Recently, at the Oscars 2020, director Bong Joon Ho’s film “Parasite” won four awards, including Best Picture, best Director, best International Feature Film and best Writing. It is currently well-known for being the first non-English film to win Best Picture, and the first Korean film to be nominated for the International Feature Film awards category.
Bong Joon Ho is a highly reputed director in the Korean Film Industry, known for his especially satirical films. From the moment I knew that Bong Joon Ho was releasing a new film, I was enthralled. I remembered enjoying his other films, such as “Okja” and “The Snowpiercer”.
When I first watched the trailer of Parasite, I wasn’t at all let down. It was a typical “Bong Joon Ho style” trailer – conveying the general mood of the film, but not spoiling the plot of the movie.
The film is humorous, yet laughing carries with it a certain discomfort. Parasite is a story about two families with contrasting economic and social statuses. In the beginning of the film, we follow the Kim family, who lives in a small basement. We first see Ki-taek(Song Kang-ho) , an unemployed man along with his wife, Chung-sook(Chang Hyae-jin), their smart but critical daughter Ki-jung(Park Sodam) and their son Ki-woo (Choi Woo-sik). They barely get by in their filthy basement house by doing part-time jobs at home such as folding pizza boxes, until a life-changing opportunity encounters them: Ki-woo is offered to tutor a rich school girl. The Kim family uses this as an opportunity to change their status – Ki-jung fakes her college diploma, Ki-taek becomes the driver of the Park family and Chung-sook replaces the housekeeper.
Parasite is a critique exposing modern capitalism. As the director mentions, he wanted to show the audience the widening of the “relative wealth between the rich and poor”. This gap is drawn even by the contrast between the lifestyle of the families. When rain pours in Seoul, at the Parks’, their youngest son, Da-song enjoys the pouring rain overnight in his own teepee outside their garden. Meanwhile, at Kims’, water drips from the crack in their ceiling and their small basement house was flooded, and almost submerged. Ki-jung sits on top of the toilet flooded with feces, smoking as she realizes her reality.

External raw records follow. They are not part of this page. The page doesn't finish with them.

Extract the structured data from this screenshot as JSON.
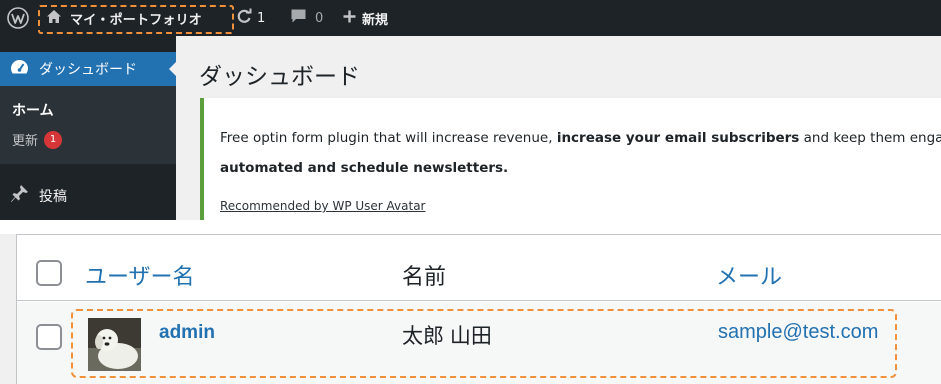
{
  "admin_bar": {
    "wp_logo_icon": "wordpress-logo-icon",
    "site_name": "マイ・ポートフォリオ",
    "updates_count": "1",
    "comments_count": "0",
    "new_label": "新規"
  },
  "sidebar": {
    "dashboard_label": "ダッシュボード",
    "submenu": {
      "home_label": "ホーム",
      "updates_label": "更新",
      "updates_badge": "1"
    },
    "posts_label": "投稿"
  },
  "main": {
    "page_title": "ダッシュボード",
    "notice": {
      "line1_plain_start": "Free optin form plugin that will increase revenue, ",
      "line1_bold": "increase your email subscribers",
      "line1_plain_end": " and keep them engaged",
      "line2": "automated and schedule newsletters.",
      "link": "Recommended by WP User Avatar"
    }
  },
  "users_table": {
    "columns": [
      "ユーザー名",
      "名前",
      "メール"
    ],
    "rows": [
      {
        "username": "admin",
        "name": "太郎 山田",
        "email": "sample@test.com"
      }
    ]
  },
  "colors": {
    "admin_bar_bg": "#1d2327",
    "accent_blue": "#2271b1",
    "highlight_dash": "#f0903a",
    "badge_red": "#d63638"
  }
}
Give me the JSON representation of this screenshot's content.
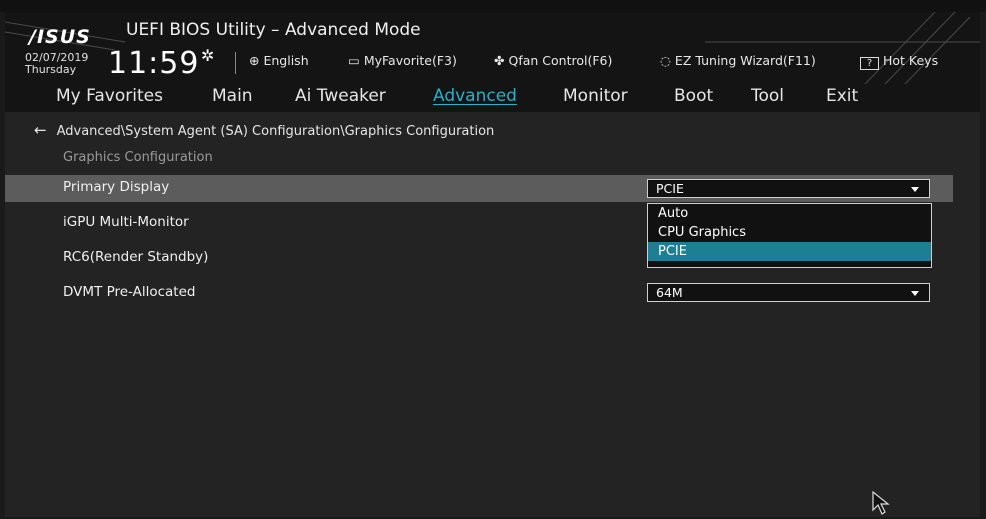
{
  "header": {
    "logo": "/ISUS",
    "title": "UEFI BIOS Utility – Advanced Mode",
    "date": "02/07/2019",
    "day": "Thursday",
    "time": "11:59",
    "tools": {
      "language": "English",
      "favorite": "MyFavorite(F3)",
      "qfan": "Qfan Control(F6)",
      "ez_tuning": "EZ Tuning Wizard(F11)",
      "hotkeys": "Hot Keys",
      "hotkeys_icon_text": "?"
    }
  },
  "nav": {
    "tabs": [
      "My Favorites",
      "Main",
      "Ai Tweaker",
      "Advanced",
      "Monitor",
      "Boot",
      "Tool",
      "Exit"
    ],
    "active": "Advanced"
  },
  "breadcrumb": "Advanced\\System Agent (SA) Configuration\\Graphics Configuration",
  "section_title": "Graphics Configuration",
  "settings": [
    {
      "label": "Primary Display",
      "value": "PCIE"
    },
    {
      "label": "iGPU Multi-Monitor"
    },
    {
      "label": "RC6(Render Standby)"
    },
    {
      "label": "DVMT Pre-Allocated",
      "value": "64M"
    }
  ],
  "dropdown": {
    "options": [
      "Auto",
      "CPU Graphics",
      "PCIE"
    ],
    "selected": "PCIE"
  },
  "colors": {
    "accent": "#28b0c8",
    "selected_option": "#1c7f93",
    "highlight_row": "#5c5c5c"
  }
}
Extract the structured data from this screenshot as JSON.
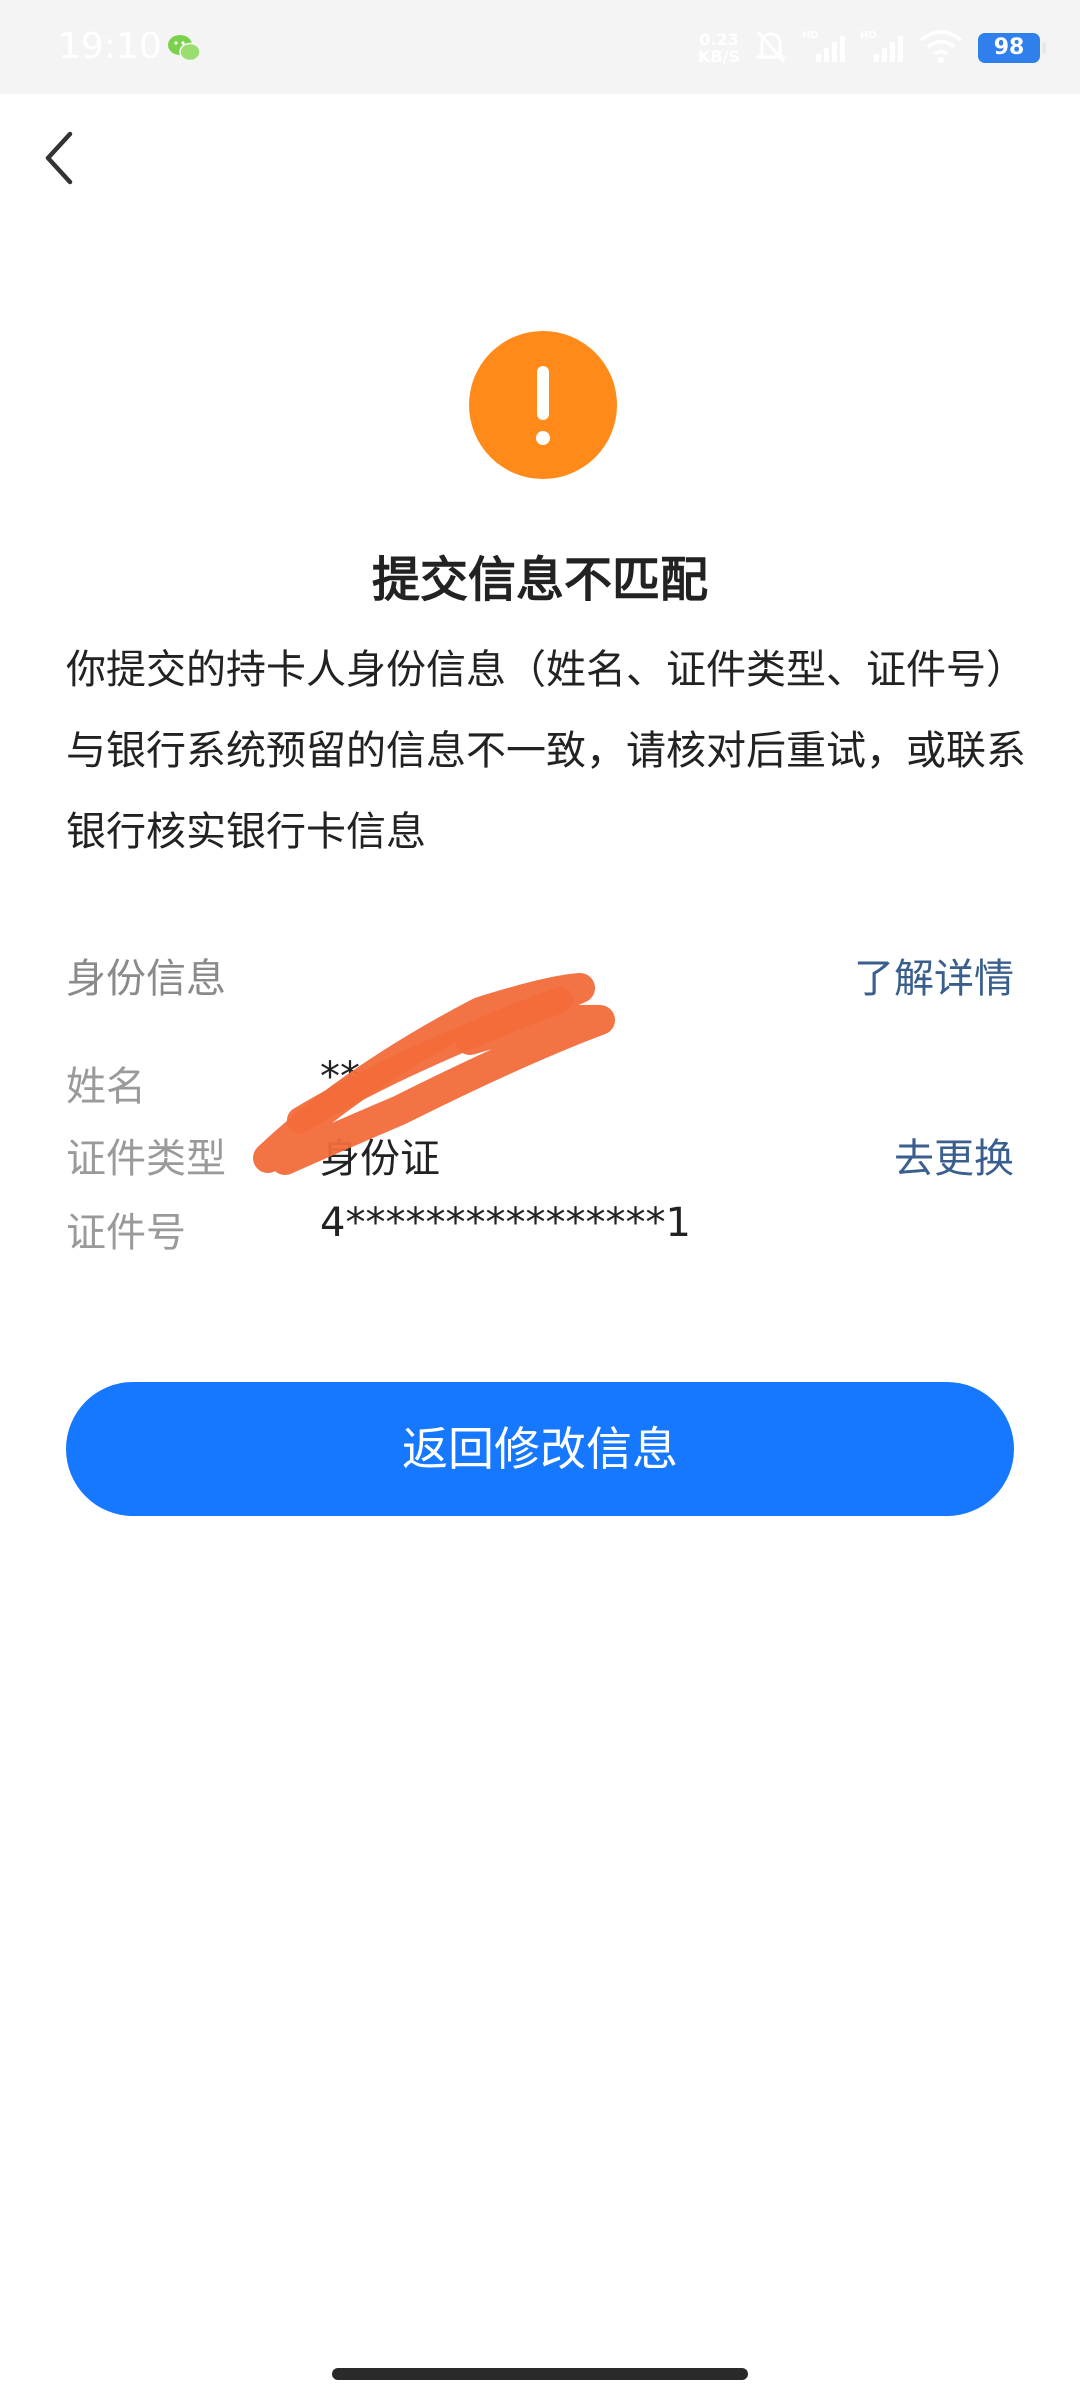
{
  "status_bar": {
    "time": "19:10",
    "net_speed_value": "0.23",
    "net_speed_unit": "KB/S",
    "battery": "98",
    "icons": [
      "wechat-icon",
      "mute-bell-icon",
      "hd-signal-icon",
      "hd-signal-icon",
      "wifi-icon",
      "battery-icon"
    ]
  },
  "nav": {
    "back_icon": "chevron-left-icon"
  },
  "alert": {
    "icon": "exclamation-circle-icon",
    "icon_color": "#FF8A1A",
    "title": "提交信息不匹配",
    "description": "你提交的持卡人身份信息（姓名、证件类型、证件号）与银行系统预留的信息不一致，请核对后重试，或联系银行核实银行卡信息"
  },
  "identity": {
    "section_label": "身份信息",
    "detail_link": "了解详情",
    "rows": [
      {
        "key": "姓名",
        "value": "**"
      },
      {
        "key": "证件类型",
        "value": "身份证",
        "action": "去更换"
      },
      {
        "key": "证件号",
        "value": "4****************1"
      }
    ]
  },
  "actions": {
    "primary_button": "返回修改信息",
    "primary_color": "#1677FF"
  },
  "link_color": "#3A5F8F"
}
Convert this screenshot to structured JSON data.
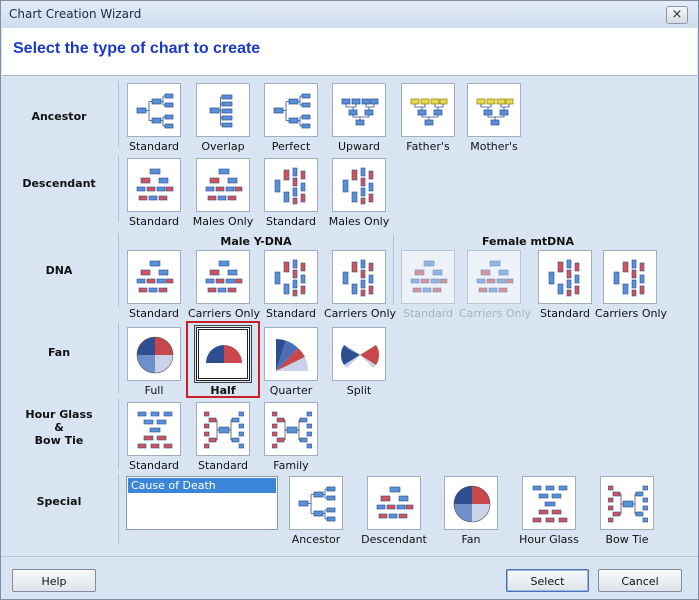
{
  "window": {
    "title": "Chart Creation Wizard",
    "close_glyph": "×"
  },
  "header": {
    "title": "Select the type of chart to create"
  },
  "rows": {
    "ancestor": {
      "label": "Ancestor",
      "tiles": [
        "Standard",
        "Overlap",
        "Perfect",
        "Upward",
        "Father's",
        "Mother's"
      ]
    },
    "descendant": {
      "label": "Descendant",
      "tiles": [
        "Standard",
        "Males Only",
        "Standard",
        "Males Only"
      ]
    },
    "dna": {
      "label": "DNA",
      "male_group": "Male Y-DNA",
      "female_group": "Female mtDNA",
      "tiles": [
        "Standard",
        "Carriers Only",
        "Standard",
        "Carriers Only",
        "Standard",
        "Carriers Only",
        "Standard",
        "Carriers Only"
      ]
    },
    "fan": {
      "label": "Fan",
      "tiles": [
        "Full",
        "Half",
        "Quarter",
        "Split"
      ],
      "selected": "Half"
    },
    "hourglass": {
      "label_line1": "Hour Glass",
      "label_line2": "&",
      "label_line3": "Bow Tie",
      "tiles": [
        "Standard",
        "Standard",
        "Family"
      ]
    },
    "special": {
      "label": "Special",
      "list_items": [
        "Cause of Death"
      ],
      "tiles": [
        "Ancestor",
        "Descendant",
        "Fan",
        "Hour Glass",
        "Bow Tie"
      ]
    }
  },
  "footer": {
    "help": "Help",
    "select": "Select",
    "cancel": "Cancel"
  },
  "colors": {
    "accent_blue": "#1a39c4",
    "selection_red": "#c8202a",
    "fan_red": "#c7474a",
    "fan_blue": "#2f4e8f"
  }
}
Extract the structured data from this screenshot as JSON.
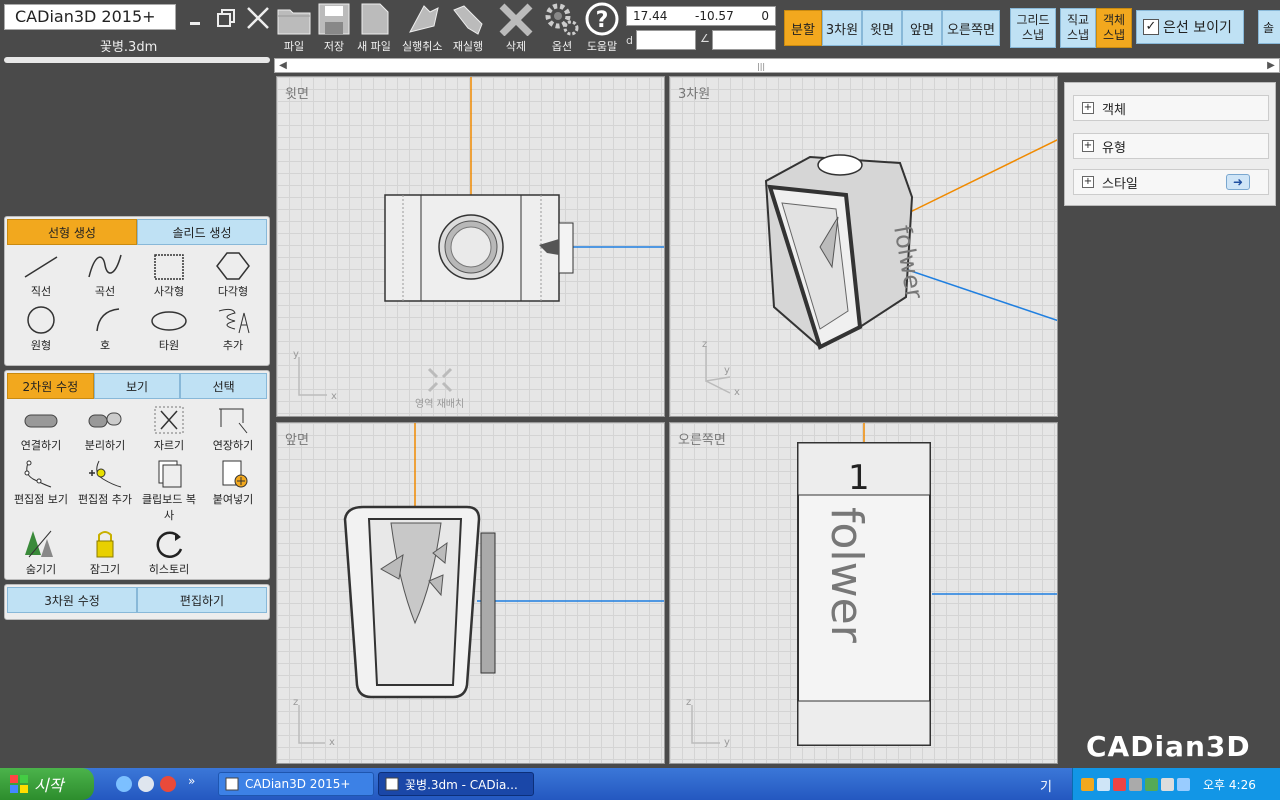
{
  "app": {
    "title": "CADian3D 2015+",
    "filename": "꽃병.3dm",
    "brand": "CADian3D"
  },
  "toolbar": {
    "tools": [
      {
        "label": "파일",
        "icon": "folder-icon"
      },
      {
        "label": "저장",
        "icon": "save-icon"
      },
      {
        "label": "새 파일",
        "icon": "new-file-icon"
      },
      {
        "label": "실행취소",
        "icon": "undo-icon"
      },
      {
        "label": "재실행",
        "icon": "redo-icon"
      },
      {
        "label": "삭제",
        "icon": "delete-icon"
      },
      {
        "label": "옵션",
        "icon": "gear-icon"
      },
      {
        "label": "도움말",
        "icon": "help-icon"
      }
    ],
    "coords": {
      "x": "17.44",
      "y": "-10.57",
      "z": "0"
    },
    "distance_symbol": "d",
    "angle_symbol": "∠",
    "distance_value": "",
    "angle_value": ""
  },
  "view_buttons": [
    {
      "label": "분할",
      "active": true
    },
    {
      "label": "3차원",
      "active": false
    },
    {
      "label": "윗면",
      "active": false
    },
    {
      "label": "앞면",
      "active": false
    },
    {
      "label": "오른쪽면",
      "active": false
    }
  ],
  "snaps": [
    {
      "line1": "그리드",
      "line2": "스냅",
      "active": false
    },
    {
      "line1": "직교",
      "line2": "스냅",
      "active": false
    },
    {
      "line1": "객체",
      "line2": "스냅",
      "active": true
    }
  ],
  "hidden_lines_label": "은선 보이기",
  "overflow_label": "솔",
  "viewports": {
    "top": {
      "title": "윗면",
      "axis1": "y",
      "axis2": "x",
      "rearrange": "영역 재배치"
    },
    "persp": {
      "title": "3차원",
      "axis1": "z",
      "axis2": "y",
      "axis3": "x"
    },
    "front": {
      "title": "앞면",
      "axis1": "z",
      "axis2": "x"
    },
    "right": {
      "title": "오른쪽면",
      "axis1": "z",
      "axis2": "y"
    }
  },
  "panel_create": {
    "tabs": [
      {
        "label": "선형 생성",
        "active": true
      },
      {
        "label": "솔리드 생성",
        "active": false
      }
    ],
    "items": [
      {
        "label": "직선",
        "icon": "line-icon"
      },
      {
        "label": "곡선",
        "icon": "curve-icon"
      },
      {
        "label": "사각형",
        "icon": "rectangle-icon"
      },
      {
        "label": "다각형",
        "icon": "polygon-icon"
      },
      {
        "label": "원형",
        "icon": "circle-icon"
      },
      {
        "label": "호",
        "icon": "arc-icon"
      },
      {
        "label": "타원",
        "icon": "ellipse-icon"
      },
      {
        "label": "추가",
        "icon": "more-icon"
      }
    ]
  },
  "panel_edit2d": {
    "tabs": [
      {
        "label": "2차원 수정",
        "active": true
      },
      {
        "label": "보기",
        "active": false
      },
      {
        "label": "선택",
        "active": false
      }
    ],
    "items": [
      {
        "label": "연결하기",
        "icon": "join-icon"
      },
      {
        "label": "분리하기",
        "icon": "explode-icon"
      },
      {
        "label": "자르기",
        "icon": "trim-icon"
      },
      {
        "label": "연장하기",
        "icon": "extend-icon"
      },
      {
        "label": "편집점 보기",
        "icon": "show-points-icon"
      },
      {
        "label": "편집점 추가",
        "icon": "add-point-icon"
      },
      {
        "label": "클립보드 복사",
        "icon": "copy-icon"
      },
      {
        "label": "붙여넣기",
        "icon": "paste-icon"
      },
      {
        "label": "숨기기",
        "icon": "hide-icon"
      },
      {
        "label": "잠그기",
        "icon": "lock-icon"
      },
      {
        "label": "히스토리",
        "icon": "history-icon"
      }
    ]
  },
  "panel_edit3d": {
    "tabs": [
      {
        "label": "3차원 수정",
        "active": false
      },
      {
        "label": "편집하기",
        "active": false
      }
    ]
  },
  "right_panel": {
    "rows": [
      {
        "label": "객체"
      },
      {
        "label": "유형"
      },
      {
        "label": "스타일"
      }
    ]
  },
  "vase_text": "folwer",
  "vase_number": "1",
  "taskbar": {
    "start_label": "시작",
    "tasks": [
      {
        "label": "CADian3D 2015+",
        "active": false
      },
      {
        "label": "꽃병.3dm - CADia...",
        "active": true
      }
    ],
    "ime": "기",
    "clock": "오후 4:26"
  },
  "colors": {
    "accent": "#f2a81e",
    "tab": "#bfe1f4",
    "axis_x": "#f08a00",
    "axis_y": "#1f7fe0"
  }
}
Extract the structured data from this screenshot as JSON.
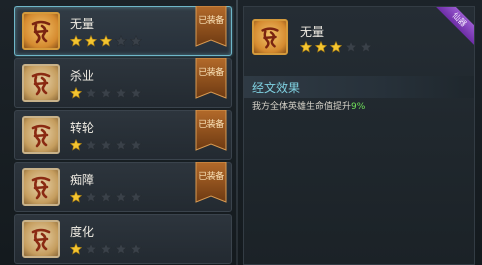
{
  "scriptures": [
    {
      "name": "无量",
      "stars": 3,
      "max_stars": 5,
      "status": "已装备",
      "equipped": true,
      "selected": true,
      "icon": "gold-rune-icon"
    },
    {
      "name": "杀业",
      "stars": 1,
      "max_stars": 5,
      "status": "已装备",
      "equipped": true,
      "selected": false,
      "icon": "tan-rune-icon"
    },
    {
      "name": "转轮",
      "stars": 1,
      "max_stars": 5,
      "status": "已装备",
      "equipped": true,
      "selected": false,
      "icon": "tan-rune-icon"
    },
    {
      "name": "痴障",
      "stars": 1,
      "max_stars": 5,
      "status": "已装备",
      "equipped": true,
      "selected": false,
      "icon": "tan-rune-icon"
    },
    {
      "name": "度化",
      "stars": 1,
      "max_stars": 5,
      "status": "",
      "equipped": false,
      "selected": false,
      "icon": "tan-rune-icon"
    }
  ],
  "detail": {
    "name": "无量",
    "stars": 3,
    "max_stars": 5,
    "corner_label": "仙器",
    "section_title": "经文效果",
    "effect_prefix": "我方全体英雄生命值提升",
    "effect_value": "9%"
  },
  "colors": {
    "star_on": "#f4c531",
    "star_off": "#3a4149",
    "accent": "#7fd0e0",
    "highlight": "#6fe05a"
  }
}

This scene is especially meaningful for the overall delivery of the film’s theme of social inequality because it is a classic example of director Bong juxtaposing two contrasting classes in society to satire the widening gap between two extremely different social classes.
A similar scene is when after the Kim family is employed at the Park’s, the Park family repetitively mentions throughout the film that they “smell of people on the subway”. When the Kim family mentions “The people of the subway”, the director intends to show how wealthy people are so critical and indifferent to the lower social classes, and again highlights the wide gap between these two social classes by discriminating them even by their smells.
Bong Joon Ho and his film Parasite is praised today for so many aspects – the structure of the film, the comedy aspects, the plot, the actors, foreshadowing, symbols and more. When I first saw the film, I didn’t really interpret it as a movie with such a heavy topic. At first sight, the movie and its plot was only thrilling, and I didn’t really think too deeply about the director’s intention. Flooding toilets with feces, puns made by Ki-jung and Ki-woo and the loveline between Ki-woo and his student were all comedic and enjoyable aspects that entertained the audience.
But only after watching the movie for the second time, I could understand the dark, hidden message behind the movie: the tragedy of social class division all melted into a film of satire, thriller, and dark comedy. Parasite is definitely a film that is intelligent and memorable. If you haven’t seen it already, I highly recommend you do so!